This year, people will be fortunate enough to witness a total of 13 different full moons as well as two super moons. Each moon has a different name depending on when it is visible. This June, we will be lucky enough to see the ‘Strawberry Moon’.
The 'Strawberry Moon' is a penumbral eclipse, which means that the Moon will pass through the Earth’s penumbra. In other words, the Moon, the Earth and the Sun will be aligned or almost aligned, and from a lunar point of view, the Sun will be partially hidden by the Earth.
Where does this name come from?
In addition to the 'Pink Moon' on April 8th and the 'Flower Moon' on May 7th, we also have the ‘Strawberry Moon'. It is apparently named this way because it tends to appear during the strawberry harvest season. In fact, it was the Amerindian tribes who gave it this name because it coincided with the period when strawberries matured.
Others believe that this name could be linked to the colour that the moon would appear on certain hot days in June. All over the world, this phenomenon has various names including 'honeymoon', 'pink moon', 'hot moon', 'hay moon’, 'moon of lovers'...
When it will be visible and how to see it
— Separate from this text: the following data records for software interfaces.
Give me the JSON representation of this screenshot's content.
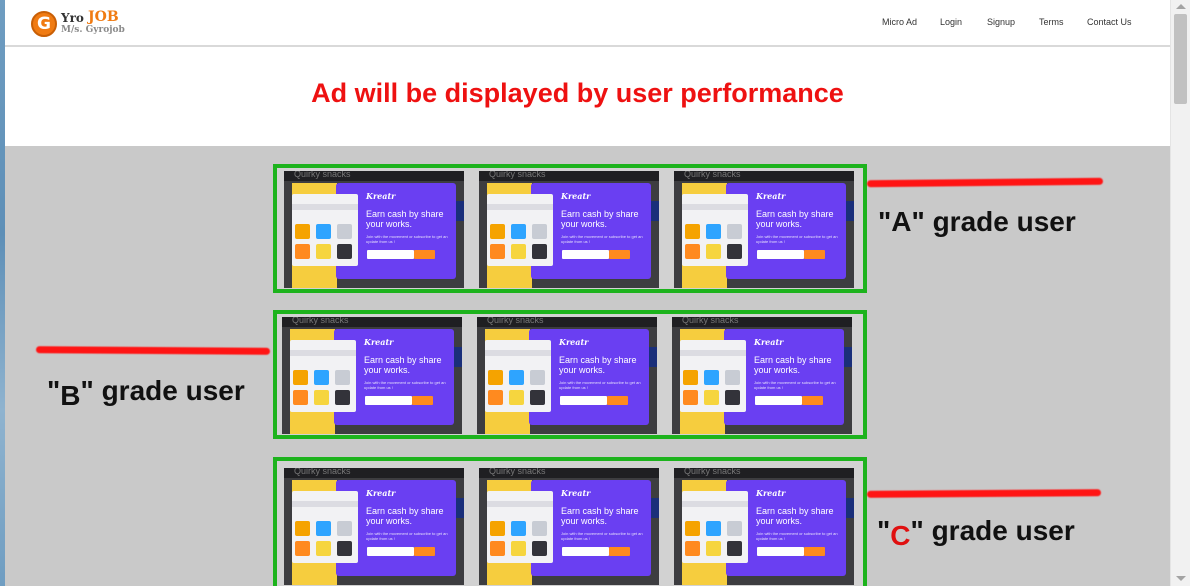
{
  "logo": {
    "mark": "G",
    "brand_part1": "Yro",
    "brand_part2": "JOB",
    "subtitle": "M/s. Gyrojob"
  },
  "nav": {
    "items": [
      {
        "label": "Micro Ad"
      },
      {
        "label": "Login"
      },
      {
        "label": "Signup"
      },
      {
        "label": "Terms"
      },
      {
        "label": "Contact Us"
      }
    ]
  },
  "heading": "Ad will be displayed by user performance",
  "ad": {
    "title": "Quirky snacks",
    "brand": "Kreatr",
    "headline": "Earn cash by share your works.",
    "subtext": "Join with the movement or subscribe to get an update from us !"
  },
  "grades": [
    {
      "open": "\"",
      "letter": "A",
      "close": "\" grade user"
    },
    {
      "open": "\"",
      "letter": "B",
      "close": "\" grade user"
    },
    {
      "open": "\"",
      "letter": "C",
      "close": "\" grade user"
    }
  ],
  "colors": {
    "heading": "#ee1111",
    "box_border": "#1db31d",
    "marker": "#ff1414",
    "ad_panel": "#6a3ff2",
    "ad_strip": "#f6cd3e",
    "ad_button": "#ff8a1f"
  }
}
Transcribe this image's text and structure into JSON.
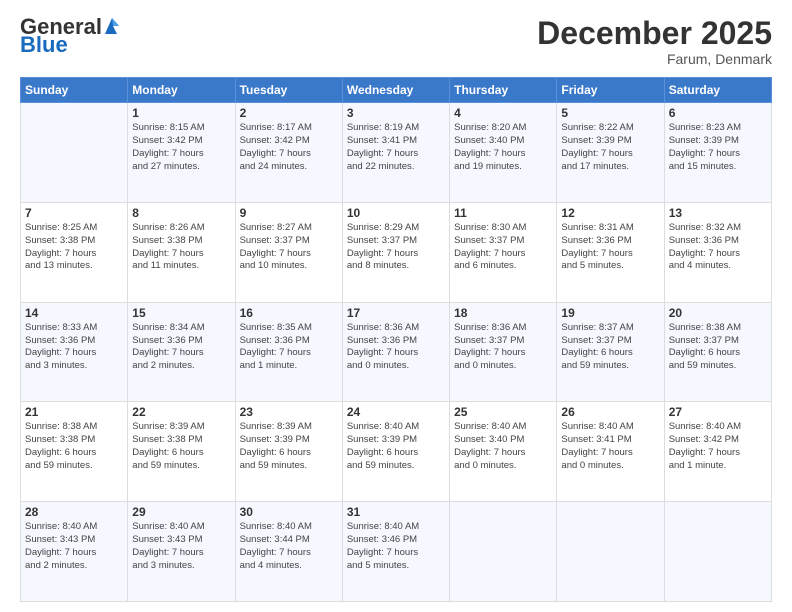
{
  "header": {
    "logo_general": "General",
    "logo_blue": "Blue",
    "month_title": "December 2025",
    "subtitle": "Farum, Denmark"
  },
  "days_of_week": [
    "Sunday",
    "Monday",
    "Tuesday",
    "Wednesday",
    "Thursday",
    "Friday",
    "Saturday"
  ],
  "weeks": [
    [
      {
        "day": "",
        "text": ""
      },
      {
        "day": "1",
        "text": "Sunrise: 8:15 AM\nSunset: 3:42 PM\nDaylight: 7 hours\nand 27 minutes."
      },
      {
        "day": "2",
        "text": "Sunrise: 8:17 AM\nSunset: 3:42 PM\nDaylight: 7 hours\nand 24 minutes."
      },
      {
        "day": "3",
        "text": "Sunrise: 8:19 AM\nSunset: 3:41 PM\nDaylight: 7 hours\nand 22 minutes."
      },
      {
        "day": "4",
        "text": "Sunrise: 8:20 AM\nSunset: 3:40 PM\nDaylight: 7 hours\nand 19 minutes."
      },
      {
        "day": "5",
        "text": "Sunrise: 8:22 AM\nSunset: 3:39 PM\nDaylight: 7 hours\nand 17 minutes."
      },
      {
        "day": "6",
        "text": "Sunrise: 8:23 AM\nSunset: 3:39 PM\nDaylight: 7 hours\nand 15 minutes."
      }
    ],
    [
      {
        "day": "7",
        "text": "Sunrise: 8:25 AM\nSunset: 3:38 PM\nDaylight: 7 hours\nand 13 minutes."
      },
      {
        "day": "8",
        "text": "Sunrise: 8:26 AM\nSunset: 3:38 PM\nDaylight: 7 hours\nand 11 minutes."
      },
      {
        "day": "9",
        "text": "Sunrise: 8:27 AM\nSunset: 3:37 PM\nDaylight: 7 hours\nand 10 minutes."
      },
      {
        "day": "10",
        "text": "Sunrise: 8:29 AM\nSunset: 3:37 PM\nDaylight: 7 hours\nand 8 minutes."
      },
      {
        "day": "11",
        "text": "Sunrise: 8:30 AM\nSunset: 3:37 PM\nDaylight: 7 hours\nand 6 minutes."
      },
      {
        "day": "12",
        "text": "Sunrise: 8:31 AM\nSunset: 3:36 PM\nDaylight: 7 hours\nand 5 minutes."
      },
      {
        "day": "13",
        "text": "Sunrise: 8:32 AM\nSunset: 3:36 PM\nDaylight: 7 hours\nand 4 minutes."
      }
    ],
    [
      {
        "day": "14",
        "text": "Sunrise: 8:33 AM\nSunset: 3:36 PM\nDaylight: 7 hours\nand 3 minutes."
      },
      {
        "day": "15",
        "text": "Sunrise: 8:34 AM\nSunset: 3:36 PM\nDaylight: 7 hours\nand 2 minutes."
      },
      {
        "day": "16",
        "text": "Sunrise: 8:35 AM\nSunset: 3:36 PM\nDaylight: 7 hours\nand 1 minute."
      },
      {
        "day": "17",
        "text": "Sunrise: 8:36 AM\nSunset: 3:36 PM\nDaylight: 7 hours\nand 0 minutes."
      },
      {
        "day": "18",
        "text": "Sunrise: 8:36 AM\nSunset: 3:37 PM\nDaylight: 7 hours\nand 0 minutes."
      },
      {
        "day": "19",
        "text": "Sunrise: 8:37 AM\nSunset: 3:37 PM\nDaylight: 6 hours\nand 59 minutes."
      },
      {
        "day": "20",
        "text": "Sunrise: 8:38 AM\nSunset: 3:37 PM\nDaylight: 6 hours\nand 59 minutes."
      }
    ],
    [
      {
        "day": "21",
        "text": "Sunrise: 8:38 AM\nSunset: 3:38 PM\nDaylight: 6 hours\nand 59 minutes."
      },
      {
        "day": "22",
        "text": "Sunrise: 8:39 AM\nSunset: 3:38 PM\nDaylight: 6 hours\nand 59 minutes."
      },
      {
        "day": "23",
        "text": "Sunrise: 8:39 AM\nSunset: 3:39 PM\nDaylight: 6 hours\nand 59 minutes."
      },
      {
        "day": "24",
        "text": "Sunrise: 8:40 AM\nSunset: 3:39 PM\nDaylight: 6 hours\nand 59 minutes."
      },
      {
        "day": "25",
        "text": "Sunrise: 8:40 AM\nSunset: 3:40 PM\nDaylight: 7 hours\nand 0 minutes."
      },
      {
        "day": "26",
        "text": "Sunrise: 8:40 AM\nSunset: 3:41 PM\nDaylight: 7 hours\nand 0 minutes."
      },
      {
        "day": "27",
        "text": "Sunrise: 8:40 AM\nSunset: 3:42 PM\nDaylight: 7 hours\nand 1 minute."
      }
    ],
    [
      {
        "day": "28",
        "text": "Sunrise: 8:40 AM\nSunset: 3:43 PM\nDaylight: 7 hours\nand 2 minutes."
      },
      {
        "day": "29",
        "text": "Sunrise: 8:40 AM\nSunset: 3:43 PM\nDaylight: 7 hours\nand 3 minutes."
      },
      {
        "day": "30",
        "text": "Sunrise: 8:40 AM\nSunset: 3:44 PM\nDaylight: 7 hours\nand 4 minutes."
      },
      {
        "day": "31",
        "text": "Sunrise: 8:40 AM\nSunset: 3:46 PM\nDaylight: 7 hours\nand 5 minutes."
      },
      {
        "day": "",
        "text": ""
      },
      {
        "day": "",
        "text": ""
      },
      {
        "day": "",
        "text": ""
      }
    ]
  ]
}
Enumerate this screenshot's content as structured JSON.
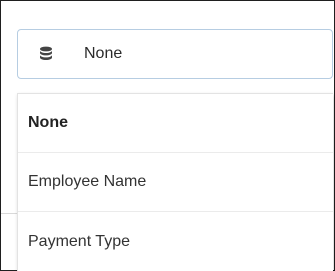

The 'Strawberry Moon' will be visible Tonight Friday, June 5th with a discreet partial eclipse but it will not be visible in all regions of the world. North America, unfortunately, will miss the show, for example.
In the UK, the Strawberry Moon will be visible from around 8 pm and will last for roughly four to five hours. This spectacle is always worth making the effort to see, just like this mysterious star that no human being has set foot on since 1972 (check out the video at the top of this article).